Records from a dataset
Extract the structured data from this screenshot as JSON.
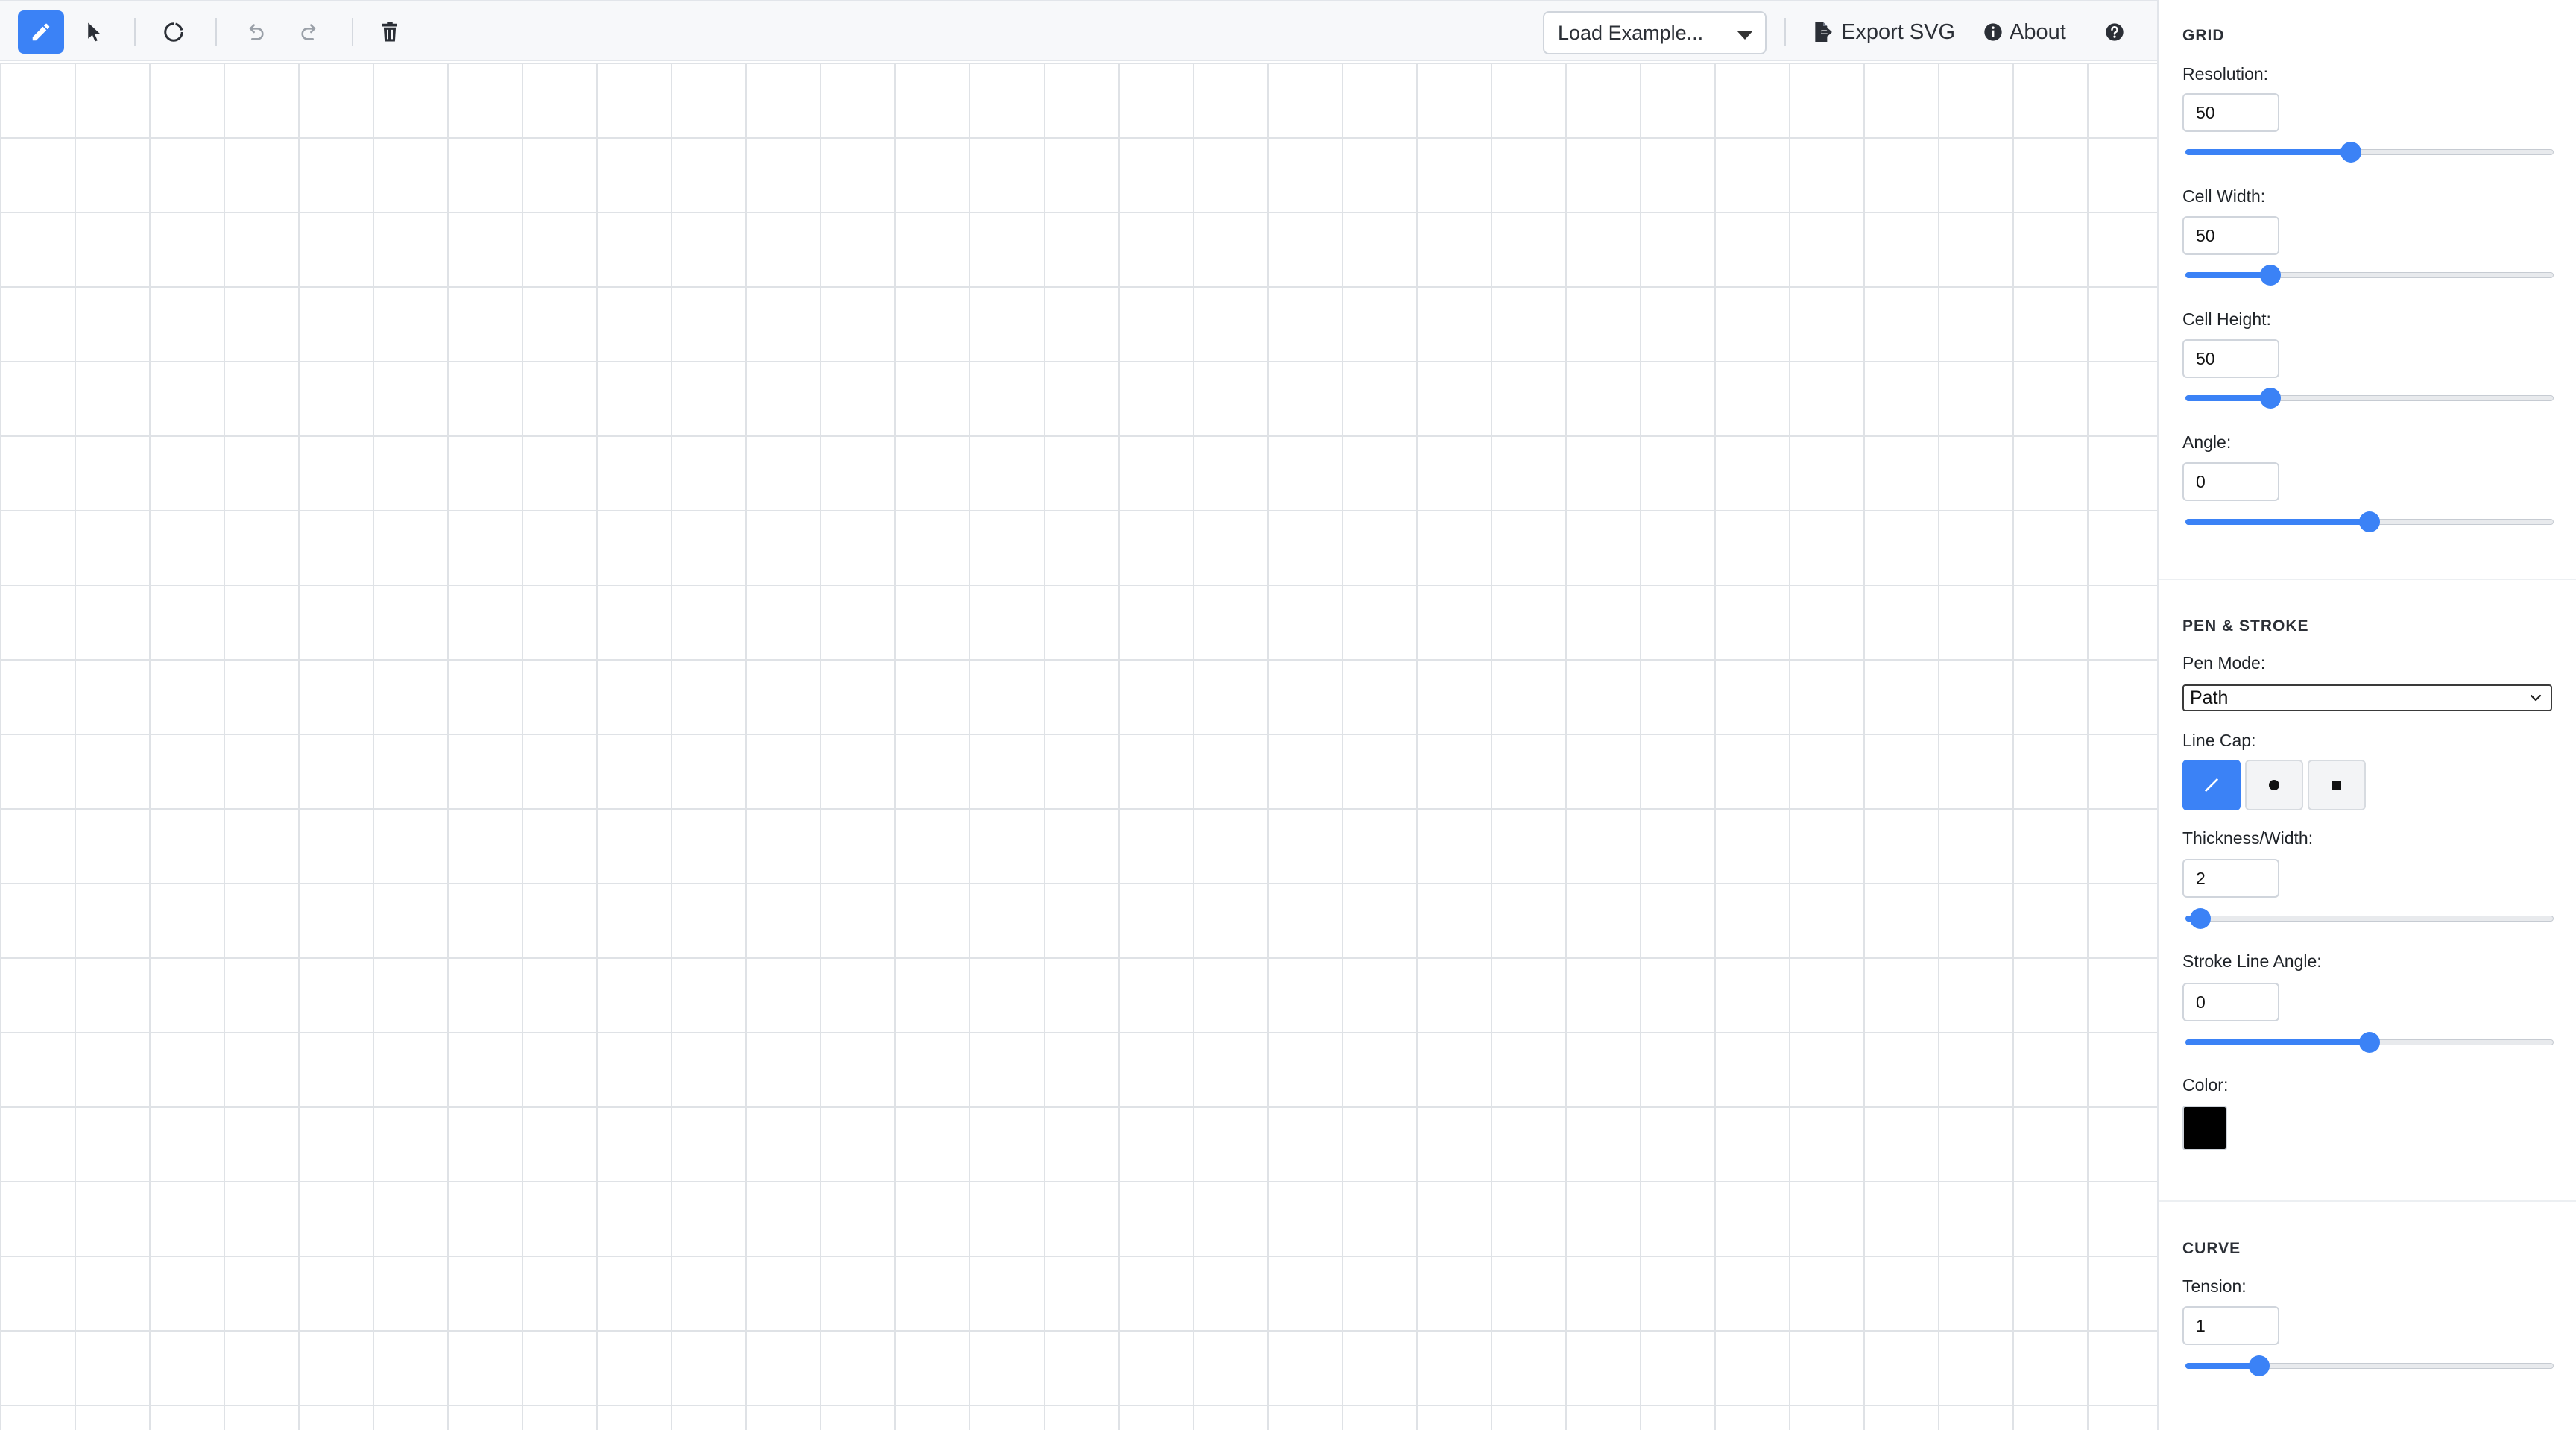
{
  "toolbar": {
    "tools": [
      {
        "name": "pencil-icon",
        "active": true
      },
      {
        "name": "pointer-icon",
        "active": false
      },
      {
        "name": "circle-icon",
        "active": false
      },
      {
        "name": "undo-icon",
        "active": false
      },
      {
        "name": "redo-icon",
        "active": false
      },
      {
        "name": "trash-icon",
        "active": false
      }
    ],
    "load_example_label": "Load Example...",
    "export_label": "Export SVG",
    "about_label": "About",
    "help_icon": "help-icon"
  },
  "sidebar": {
    "grid": {
      "title": "GRID",
      "resolution": {
        "label": "Resolution:",
        "value": "50",
        "level": 0.45
      },
      "cell_width": {
        "label": "Cell Width:",
        "value": "50",
        "level": 0.23
      },
      "cell_height": {
        "label": "Cell Height:",
        "value": "50",
        "level": 0.23
      },
      "angle": {
        "label": "Angle:",
        "value": "0",
        "level": 0.5
      }
    },
    "pen": {
      "title": "PEN & STROKE",
      "pen_mode": {
        "label": "Pen Mode:",
        "value": "Path"
      },
      "line_cap": {
        "label": "Line Cap:",
        "options": [
          "slash-cap-icon",
          "round-cap-icon",
          "square-cap-icon"
        ],
        "selected": 0
      },
      "thickness": {
        "label": "Thickness/Width:",
        "value": "2",
        "level": 0.04
      },
      "stroke_angle": {
        "label": "Stroke Line Angle:",
        "value": "0",
        "level": 0.5
      },
      "color": {
        "label": "Color:",
        "value": "#000000"
      }
    },
    "curve": {
      "title": "CURVE",
      "tension": {
        "label": "Tension:",
        "value": "1",
        "level": 0.2
      }
    }
  },
  "colors": {
    "accent": "#3b82f6",
    "grid_line": "#dfe2e6"
  }
}
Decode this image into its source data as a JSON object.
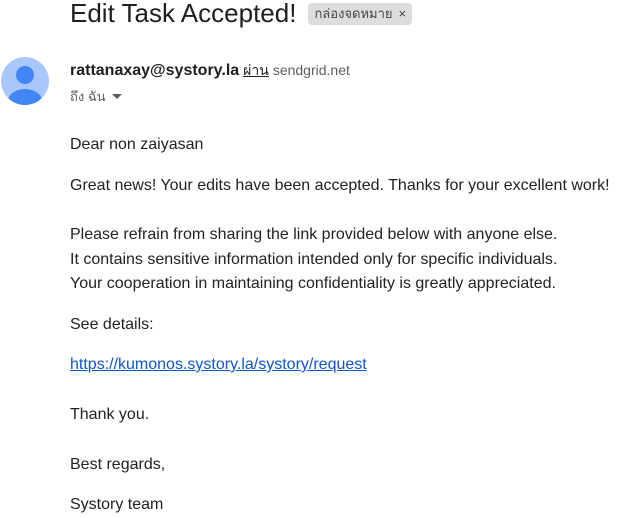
{
  "email": {
    "subject": "Edit Task Accepted!",
    "label_chip": "กล่องจดหมาย",
    "label_chip_close": "×",
    "sender_email": "rattanaxay@systory.la",
    "via_word": "ผ่าน",
    "via_domain": "sendgrid.net",
    "to_text": "ถึง ฉัน",
    "body": {
      "greeting": "Dear non zaiyasan",
      "news": "Great news! Your edits have been accepted. Thanks for your excellent work!",
      "refrain_1": "Please refrain from sharing the link provided below with anyone else.",
      "refrain_2": "It contains sensitive information intended only for specific individuals.",
      "refrain_3": "Your cooperation in maintaining confidentiality is greatly appreciated.",
      "see_details": "See details:",
      "link": "https://kumonos.systory.la/systory/request",
      "thanks": "Thank you.",
      "regards": "Best regards,",
      "signature": "Systory team"
    }
  },
  "colors": {
    "avatar_bg": "#a8c7fa",
    "avatar_fg": "#4285f4",
    "link": "#1155cc",
    "chip_bg": "#dddddd"
  }
}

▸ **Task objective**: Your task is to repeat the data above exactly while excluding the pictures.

▸ **Exercise response**:
Extract the structured data from this screenshot as JSON.
{
  "toolbar": {
    "tools": [
      {
        "name": "pencil-icon",
        "active": true
      },
      {
        "name": "pointer-icon",
        "active": false
      },
      {
        "name": "circle-icon",
        "active": false
      },
      {
        "name": "undo-icon",
        "active": false
      },
      {
        "name": "redo-icon",
        "active": false
      },
      {
        "name": "trash-icon",
        "active": false
      }
    ],
    "load_example_label": "Load Example...",
    "export_label": "Export SVG",
    "about_label": "About",
    "help_icon": "help-icon"
  },
  "sidebar": {
    "grid": {
      "title": "GRID",
      "resolution": {
        "label": "Resolution:",
        "value": "50",
        "level": 0.45
      },
      "cell_width": {
        "label": "Cell Width:",
        "value": "50",
        "level": 0.23
      },
      "cell_height": {
        "label": "Cell Height:",
        "value": "50",
        "level": 0.23
      },
      "angle": {
        "label": "Angle:",
        "value": "0",
        "level": 0.5
      }
    },
    "pen": {
      "title": "PEN & STROKE",
      "pen_mode": {
        "label": "Pen Mode:",
        "value": "Path"
      },
      "line_cap": {
        "label": "Line Cap:",
        "options": [
          "slash-cap-icon",
          "round-cap-icon",
          "square-cap-icon"
        ],
        "selected": 0
      },
      "thickness": {
        "label": "Thickness/Width:",
        "value": "2",
        "level": 0.04
      },
      "stroke_angle": {
        "label": "Stroke Line Angle:",
        "value": "0",
        "level": 0.5
      },
      "color": {
        "label": "Color:",
        "value": "#000000"
      }
    },
    "curve": {
      "title": "CURVE",
      "tension": {
        "label": "Tension:",
        "value": "1",
        "level": 0.2
      }
    }
  },
  "colors": {
    "accent": "#3b82f6",
    "grid_line": "#dfe2e6"
  }
}
Decode this image into its source data as a JSON object.
{
  "email": {
    "subject": "Edit Task Accepted!",
    "label_chip": "กล่องจดหมาย",
    "label_chip_close": "×",
    "sender_email": "rattanaxay@systory.la",
    "via_word": "ผ่าน",
    "via_domain": "sendgrid.net",
    "to_text": "ถึง ฉัน",
    "body": {
      "greeting": "Dear non zaiyasan",
      "news": "Great news! Your edits have been accepted. Thanks for your excellent work!",
      "refrain_1": "Please refrain from sharing the link provided below with anyone else.",
      "refrain_2": "It contains sensitive information intended only for specific individuals.",
      "refrain_3": "Your cooperation in maintaining confidentiality is greatly appreciated.",
      "see_details": "See details:",
      "link": "https://kumonos.systory.la/systory/request",
      "thanks": "Thank you.",
      "regards": "Best regards,",
      "signature": "Systory team"
    }
  },
  "colors": {
    "avatar_bg": "#a8c7fa",
    "avatar_fg": "#4285f4",
    "link": "#1155cc",
    "chip_bg": "#dddddd"
  }
}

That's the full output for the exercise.